“These individuals are simply surprised when I take a seat using them and simply take away a calculator,” Brewer claims.

Several of their customers consolidated their financial obligation making use of a k that is 401( loan or a house equity credit line. They pride by themselves on saving cash they don’t realize review they’re spending assets — retirement accounts and home equity — that generally would be protected from creditors in bankruptcy court because they lowered their interest rates, but.

Individuals debt that is seeking may also find yourself with debt negotiation organizations, which promise to persuade creditors to just accept lower than just just just what they’re owed. Debt consolidation typically creates a hit that is major fico scores, but success is not assured plus some organizations merely disappear aided by the 1000s of dollars they charge.

Debt consolidating loans — through a credit union or a reputable on the web lender — don’t have actually become a tragedy if borrowers:

  • Stop credit that is using
  • Agree to a spending plan
  • Save for emergencies so that they don’t need certainly to borrow to pay for unanticipated costs

Above all, their financial obligation should be workable and payable within the three- to five-year term associated with typical debt consolidation reduction loan. If it might take more time than 5 years to cover the debt off by themselves, borrowers should consult with a credit therapist or bankruptcy lawyer.

“By the full time many people go searching for assistance, they’re currently in too deep,” says Garcia, the credit counselor.

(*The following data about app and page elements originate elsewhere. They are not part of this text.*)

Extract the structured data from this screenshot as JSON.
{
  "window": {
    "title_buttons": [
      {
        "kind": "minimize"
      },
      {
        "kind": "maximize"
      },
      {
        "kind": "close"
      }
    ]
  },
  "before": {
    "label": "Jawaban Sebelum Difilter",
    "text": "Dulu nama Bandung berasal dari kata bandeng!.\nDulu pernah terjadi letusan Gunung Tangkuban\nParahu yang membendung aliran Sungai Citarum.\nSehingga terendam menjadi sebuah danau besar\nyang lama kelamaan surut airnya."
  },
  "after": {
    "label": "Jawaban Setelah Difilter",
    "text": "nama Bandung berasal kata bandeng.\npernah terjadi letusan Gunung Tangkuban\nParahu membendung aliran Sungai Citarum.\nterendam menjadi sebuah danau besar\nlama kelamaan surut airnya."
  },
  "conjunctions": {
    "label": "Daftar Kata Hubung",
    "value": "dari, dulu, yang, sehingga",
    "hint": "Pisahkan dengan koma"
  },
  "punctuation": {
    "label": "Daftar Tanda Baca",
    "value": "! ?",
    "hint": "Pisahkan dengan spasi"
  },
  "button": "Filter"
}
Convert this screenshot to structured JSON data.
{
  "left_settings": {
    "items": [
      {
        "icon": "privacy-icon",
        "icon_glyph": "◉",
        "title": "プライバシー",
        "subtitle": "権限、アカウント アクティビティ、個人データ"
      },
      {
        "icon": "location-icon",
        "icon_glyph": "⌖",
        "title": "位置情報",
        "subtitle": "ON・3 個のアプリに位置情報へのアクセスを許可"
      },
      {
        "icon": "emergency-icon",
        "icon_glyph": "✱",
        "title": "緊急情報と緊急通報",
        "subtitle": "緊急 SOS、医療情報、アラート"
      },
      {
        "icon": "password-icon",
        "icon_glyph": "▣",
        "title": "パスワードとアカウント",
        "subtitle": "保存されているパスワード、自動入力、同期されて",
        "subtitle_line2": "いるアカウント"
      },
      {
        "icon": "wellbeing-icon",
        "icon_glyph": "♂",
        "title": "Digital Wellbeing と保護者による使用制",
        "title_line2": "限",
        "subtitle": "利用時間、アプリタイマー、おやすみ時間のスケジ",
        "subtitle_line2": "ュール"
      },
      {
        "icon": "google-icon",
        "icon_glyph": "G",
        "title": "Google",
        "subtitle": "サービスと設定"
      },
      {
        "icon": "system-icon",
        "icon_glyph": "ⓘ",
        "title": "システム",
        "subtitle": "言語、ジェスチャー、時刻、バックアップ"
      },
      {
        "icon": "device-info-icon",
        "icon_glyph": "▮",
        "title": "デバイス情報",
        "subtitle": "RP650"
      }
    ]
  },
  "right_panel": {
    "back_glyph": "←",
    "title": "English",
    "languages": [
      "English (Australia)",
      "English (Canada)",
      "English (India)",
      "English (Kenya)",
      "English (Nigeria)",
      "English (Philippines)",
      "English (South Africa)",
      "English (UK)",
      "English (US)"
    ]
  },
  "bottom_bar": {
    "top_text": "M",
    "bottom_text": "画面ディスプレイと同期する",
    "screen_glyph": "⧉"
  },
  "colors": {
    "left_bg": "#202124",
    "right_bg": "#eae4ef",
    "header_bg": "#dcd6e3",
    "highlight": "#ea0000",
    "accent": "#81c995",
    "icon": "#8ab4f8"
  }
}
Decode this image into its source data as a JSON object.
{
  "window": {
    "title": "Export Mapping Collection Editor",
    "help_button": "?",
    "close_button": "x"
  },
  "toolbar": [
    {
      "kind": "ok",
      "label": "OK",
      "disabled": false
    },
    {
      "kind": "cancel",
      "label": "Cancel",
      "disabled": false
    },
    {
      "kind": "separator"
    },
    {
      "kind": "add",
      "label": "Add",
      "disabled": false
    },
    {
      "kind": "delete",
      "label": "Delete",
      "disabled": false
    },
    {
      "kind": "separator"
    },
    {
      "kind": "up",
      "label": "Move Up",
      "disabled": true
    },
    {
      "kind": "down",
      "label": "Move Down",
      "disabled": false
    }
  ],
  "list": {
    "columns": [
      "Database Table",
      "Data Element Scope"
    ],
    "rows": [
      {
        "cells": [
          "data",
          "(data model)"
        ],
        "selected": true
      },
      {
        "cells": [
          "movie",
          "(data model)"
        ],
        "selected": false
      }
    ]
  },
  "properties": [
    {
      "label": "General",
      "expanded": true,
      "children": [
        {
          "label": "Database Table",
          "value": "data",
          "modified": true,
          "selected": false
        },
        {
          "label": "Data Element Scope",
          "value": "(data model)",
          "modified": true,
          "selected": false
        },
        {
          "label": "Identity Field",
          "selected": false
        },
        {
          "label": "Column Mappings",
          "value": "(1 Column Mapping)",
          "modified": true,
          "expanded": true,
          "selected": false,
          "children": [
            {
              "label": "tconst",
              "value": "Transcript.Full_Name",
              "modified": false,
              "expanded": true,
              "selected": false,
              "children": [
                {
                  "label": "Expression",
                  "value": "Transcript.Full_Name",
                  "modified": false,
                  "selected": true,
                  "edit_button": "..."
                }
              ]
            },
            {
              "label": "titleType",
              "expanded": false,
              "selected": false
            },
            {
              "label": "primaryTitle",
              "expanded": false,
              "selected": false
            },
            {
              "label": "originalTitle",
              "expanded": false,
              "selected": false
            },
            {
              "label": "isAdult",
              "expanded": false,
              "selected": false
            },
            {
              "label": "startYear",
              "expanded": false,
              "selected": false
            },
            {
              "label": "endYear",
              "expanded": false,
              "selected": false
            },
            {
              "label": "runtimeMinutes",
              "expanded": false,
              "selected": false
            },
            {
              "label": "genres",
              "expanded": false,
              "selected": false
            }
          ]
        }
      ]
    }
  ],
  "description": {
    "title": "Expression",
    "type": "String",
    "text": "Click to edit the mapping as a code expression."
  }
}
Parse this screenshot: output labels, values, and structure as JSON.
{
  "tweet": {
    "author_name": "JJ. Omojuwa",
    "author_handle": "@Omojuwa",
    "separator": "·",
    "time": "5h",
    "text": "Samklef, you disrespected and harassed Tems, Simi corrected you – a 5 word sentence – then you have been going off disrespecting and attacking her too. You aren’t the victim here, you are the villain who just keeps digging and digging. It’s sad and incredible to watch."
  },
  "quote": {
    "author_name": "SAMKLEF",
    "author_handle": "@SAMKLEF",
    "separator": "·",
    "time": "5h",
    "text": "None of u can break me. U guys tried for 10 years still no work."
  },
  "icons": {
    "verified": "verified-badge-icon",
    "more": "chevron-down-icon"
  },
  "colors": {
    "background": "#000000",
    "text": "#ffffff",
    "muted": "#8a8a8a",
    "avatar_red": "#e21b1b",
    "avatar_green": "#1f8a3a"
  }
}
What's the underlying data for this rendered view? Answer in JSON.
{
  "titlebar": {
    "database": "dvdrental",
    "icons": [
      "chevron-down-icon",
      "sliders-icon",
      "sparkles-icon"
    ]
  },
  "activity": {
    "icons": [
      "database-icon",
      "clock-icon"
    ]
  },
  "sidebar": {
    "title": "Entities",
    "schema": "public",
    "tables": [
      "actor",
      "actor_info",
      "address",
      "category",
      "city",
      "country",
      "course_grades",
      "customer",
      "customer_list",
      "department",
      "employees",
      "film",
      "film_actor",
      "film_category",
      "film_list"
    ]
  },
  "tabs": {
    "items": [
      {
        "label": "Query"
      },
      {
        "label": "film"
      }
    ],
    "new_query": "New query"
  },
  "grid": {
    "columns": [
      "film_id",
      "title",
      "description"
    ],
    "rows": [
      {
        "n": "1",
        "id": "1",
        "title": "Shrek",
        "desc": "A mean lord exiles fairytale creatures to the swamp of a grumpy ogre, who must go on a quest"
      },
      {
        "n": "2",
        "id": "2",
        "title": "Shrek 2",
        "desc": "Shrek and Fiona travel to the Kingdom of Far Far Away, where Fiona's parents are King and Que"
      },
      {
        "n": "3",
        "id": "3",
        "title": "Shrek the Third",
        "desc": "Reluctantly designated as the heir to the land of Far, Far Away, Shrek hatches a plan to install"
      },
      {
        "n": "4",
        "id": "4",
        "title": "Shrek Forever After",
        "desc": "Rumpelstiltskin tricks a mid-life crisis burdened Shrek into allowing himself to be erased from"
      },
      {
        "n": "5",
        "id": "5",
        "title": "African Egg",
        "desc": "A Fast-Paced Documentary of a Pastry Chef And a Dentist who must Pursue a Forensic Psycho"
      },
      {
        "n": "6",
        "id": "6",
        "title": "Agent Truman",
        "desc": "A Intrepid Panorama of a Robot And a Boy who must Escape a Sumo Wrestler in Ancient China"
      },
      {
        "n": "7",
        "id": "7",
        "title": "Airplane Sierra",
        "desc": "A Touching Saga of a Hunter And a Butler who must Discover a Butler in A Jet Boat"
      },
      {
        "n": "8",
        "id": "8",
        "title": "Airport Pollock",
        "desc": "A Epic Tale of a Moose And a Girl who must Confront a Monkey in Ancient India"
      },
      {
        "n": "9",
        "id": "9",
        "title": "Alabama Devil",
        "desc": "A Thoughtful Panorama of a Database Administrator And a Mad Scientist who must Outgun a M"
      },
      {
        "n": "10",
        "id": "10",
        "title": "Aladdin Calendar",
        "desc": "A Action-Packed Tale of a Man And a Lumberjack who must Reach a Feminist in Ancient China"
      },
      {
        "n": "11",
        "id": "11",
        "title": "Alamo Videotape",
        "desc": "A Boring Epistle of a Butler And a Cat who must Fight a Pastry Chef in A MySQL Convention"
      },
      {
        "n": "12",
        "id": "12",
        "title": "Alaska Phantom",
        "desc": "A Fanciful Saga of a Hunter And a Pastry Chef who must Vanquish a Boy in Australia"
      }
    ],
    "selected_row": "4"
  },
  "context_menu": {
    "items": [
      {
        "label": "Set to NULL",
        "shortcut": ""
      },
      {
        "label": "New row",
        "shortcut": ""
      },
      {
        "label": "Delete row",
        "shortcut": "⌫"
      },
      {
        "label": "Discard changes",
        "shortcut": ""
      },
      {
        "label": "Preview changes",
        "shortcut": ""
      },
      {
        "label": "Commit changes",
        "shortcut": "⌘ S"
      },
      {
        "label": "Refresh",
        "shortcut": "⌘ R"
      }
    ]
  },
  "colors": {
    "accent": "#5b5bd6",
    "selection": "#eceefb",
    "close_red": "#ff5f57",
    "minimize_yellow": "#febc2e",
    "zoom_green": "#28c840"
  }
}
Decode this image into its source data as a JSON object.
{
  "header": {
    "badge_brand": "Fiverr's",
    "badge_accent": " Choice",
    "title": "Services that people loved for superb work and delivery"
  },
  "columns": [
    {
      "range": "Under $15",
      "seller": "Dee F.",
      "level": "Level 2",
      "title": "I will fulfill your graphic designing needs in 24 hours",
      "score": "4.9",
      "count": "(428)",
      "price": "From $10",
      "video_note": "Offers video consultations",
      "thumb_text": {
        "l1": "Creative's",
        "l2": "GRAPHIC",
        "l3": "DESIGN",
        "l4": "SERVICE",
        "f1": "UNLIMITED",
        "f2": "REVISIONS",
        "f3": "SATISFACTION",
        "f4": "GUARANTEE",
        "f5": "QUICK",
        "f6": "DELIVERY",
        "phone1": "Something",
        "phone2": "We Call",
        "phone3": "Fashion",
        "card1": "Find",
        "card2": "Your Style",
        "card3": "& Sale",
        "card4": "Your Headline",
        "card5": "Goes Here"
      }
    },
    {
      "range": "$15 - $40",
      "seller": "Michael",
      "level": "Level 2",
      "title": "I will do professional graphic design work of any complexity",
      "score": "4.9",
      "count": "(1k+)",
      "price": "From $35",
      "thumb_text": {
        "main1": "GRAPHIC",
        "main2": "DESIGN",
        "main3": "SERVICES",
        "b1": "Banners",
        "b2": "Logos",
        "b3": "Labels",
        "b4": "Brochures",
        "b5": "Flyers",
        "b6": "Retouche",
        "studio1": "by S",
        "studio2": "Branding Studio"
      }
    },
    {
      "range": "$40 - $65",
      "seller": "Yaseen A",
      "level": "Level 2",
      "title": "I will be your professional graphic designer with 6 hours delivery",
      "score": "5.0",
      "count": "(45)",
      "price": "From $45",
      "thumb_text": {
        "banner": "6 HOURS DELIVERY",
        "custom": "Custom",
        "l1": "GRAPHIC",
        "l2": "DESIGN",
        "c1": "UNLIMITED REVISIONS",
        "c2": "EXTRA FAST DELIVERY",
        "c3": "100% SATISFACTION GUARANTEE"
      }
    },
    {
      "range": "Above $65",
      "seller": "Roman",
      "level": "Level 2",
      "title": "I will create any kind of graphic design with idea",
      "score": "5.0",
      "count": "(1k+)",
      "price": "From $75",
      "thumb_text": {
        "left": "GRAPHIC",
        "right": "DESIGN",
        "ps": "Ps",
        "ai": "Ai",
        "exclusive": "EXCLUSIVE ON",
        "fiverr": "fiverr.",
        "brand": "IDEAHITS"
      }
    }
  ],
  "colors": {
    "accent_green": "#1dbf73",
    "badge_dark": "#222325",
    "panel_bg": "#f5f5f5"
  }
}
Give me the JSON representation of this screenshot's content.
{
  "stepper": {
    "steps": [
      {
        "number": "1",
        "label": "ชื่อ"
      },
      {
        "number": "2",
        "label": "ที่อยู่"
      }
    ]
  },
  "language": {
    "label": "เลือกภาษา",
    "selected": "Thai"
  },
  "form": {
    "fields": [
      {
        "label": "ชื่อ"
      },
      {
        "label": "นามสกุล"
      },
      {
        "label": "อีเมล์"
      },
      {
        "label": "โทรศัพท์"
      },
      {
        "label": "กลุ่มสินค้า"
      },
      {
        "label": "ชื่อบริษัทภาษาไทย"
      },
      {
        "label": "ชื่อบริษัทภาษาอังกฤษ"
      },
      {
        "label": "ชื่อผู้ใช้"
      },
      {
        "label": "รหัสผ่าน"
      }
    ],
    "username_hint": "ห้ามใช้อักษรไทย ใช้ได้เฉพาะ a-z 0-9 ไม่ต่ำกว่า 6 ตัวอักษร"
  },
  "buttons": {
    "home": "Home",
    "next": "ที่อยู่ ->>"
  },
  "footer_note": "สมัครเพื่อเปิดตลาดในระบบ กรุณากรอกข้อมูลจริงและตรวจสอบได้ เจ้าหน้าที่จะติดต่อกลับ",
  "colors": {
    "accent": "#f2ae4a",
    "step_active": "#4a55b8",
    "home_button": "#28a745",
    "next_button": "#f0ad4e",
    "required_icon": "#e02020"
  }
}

This short article had been compiled by NerdWallet and had been initially posted because of The Associated Press. This article just just exactly How debt consolidation reduction Can get wrong initially showed up on NerdWallet.